# Work to complete
Go through the listing and return every line with "icon" in it.

# Record excerpts
● ● ● ● ●
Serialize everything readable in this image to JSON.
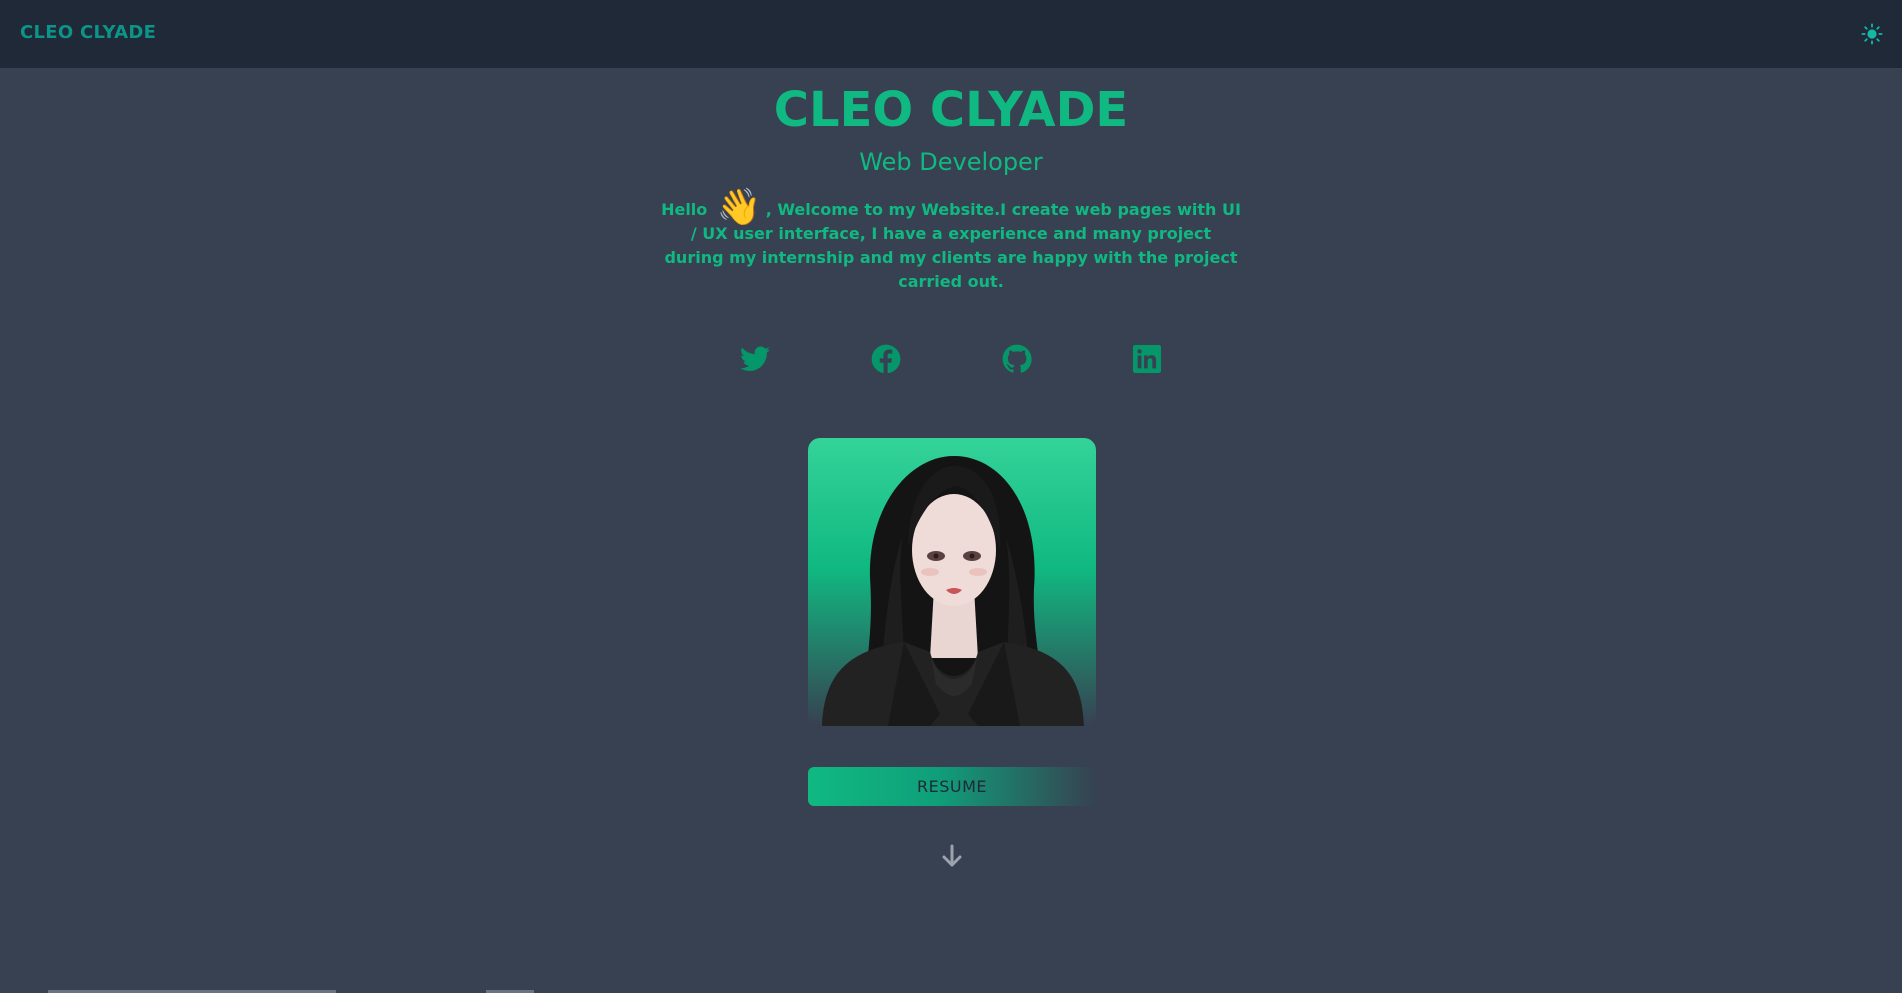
{
  "navbar": {
    "brand": "CLEO CLYADE",
    "theme_icon": "sun-icon"
  },
  "hero": {
    "name": "CLEO CLYADE",
    "role": "Web Developer",
    "greeting": "Hello",
    "wave_emoji": "👋",
    "intro_text": ", Welcome to my Website.I create web pages with UI / UX user interface, I have a experience and many project during my internship and my clients are happy with the project carried out."
  },
  "socials": [
    {
      "icon": "twitter-icon"
    },
    {
      "icon": "facebook-icon"
    },
    {
      "icon": "github-icon"
    },
    {
      "icon": "linkedin-icon"
    }
  ],
  "avatar": {
    "icon": "avatar-portrait"
  },
  "resume_button": {
    "label": "RESUME"
  },
  "scroll_icon": "arrow-down-icon",
  "colors": {
    "background": "#374151",
    "navbar": "#1f2937",
    "accent": "#10b981",
    "brand": "#0d9488",
    "muted": "#9ca3af"
  }
}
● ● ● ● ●
# The completed task
    "theme_icon": "sun-icon"
      "icon": "twitter-icon"
      "icon": "facebook-icon"
      "icon": "github-icon"
      "icon": "linkedin-icon"
    "icon": "avatar-portrait"
  "scroll_icon": "arrow-down-icon",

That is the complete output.